◆ Dataset records:

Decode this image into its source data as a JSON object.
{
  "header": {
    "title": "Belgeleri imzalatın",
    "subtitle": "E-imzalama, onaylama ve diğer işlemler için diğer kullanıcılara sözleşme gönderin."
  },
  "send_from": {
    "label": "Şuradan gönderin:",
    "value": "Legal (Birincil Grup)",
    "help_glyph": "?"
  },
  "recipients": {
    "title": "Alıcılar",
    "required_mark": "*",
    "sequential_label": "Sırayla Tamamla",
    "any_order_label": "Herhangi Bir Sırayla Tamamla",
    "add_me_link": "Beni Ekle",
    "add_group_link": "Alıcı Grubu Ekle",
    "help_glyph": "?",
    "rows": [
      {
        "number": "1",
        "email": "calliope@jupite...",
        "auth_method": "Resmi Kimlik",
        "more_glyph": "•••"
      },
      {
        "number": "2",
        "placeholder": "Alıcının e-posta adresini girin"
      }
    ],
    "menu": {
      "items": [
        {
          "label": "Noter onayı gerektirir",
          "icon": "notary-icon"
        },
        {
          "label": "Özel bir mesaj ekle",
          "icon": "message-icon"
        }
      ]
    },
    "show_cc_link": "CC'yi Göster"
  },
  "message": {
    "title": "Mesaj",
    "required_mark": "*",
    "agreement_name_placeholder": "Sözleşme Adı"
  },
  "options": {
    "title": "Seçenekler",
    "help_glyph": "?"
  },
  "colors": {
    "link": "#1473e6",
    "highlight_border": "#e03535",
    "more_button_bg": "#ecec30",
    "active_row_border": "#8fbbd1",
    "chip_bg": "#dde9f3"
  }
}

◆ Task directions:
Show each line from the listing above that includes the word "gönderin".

◆ Result for this exercise:
    "subtitle": "E-imzalama, onaylama ve diğer işlemler için diğer kullanıcılara sözleşme gönderin."
    "label": "Şuradan gönderin:",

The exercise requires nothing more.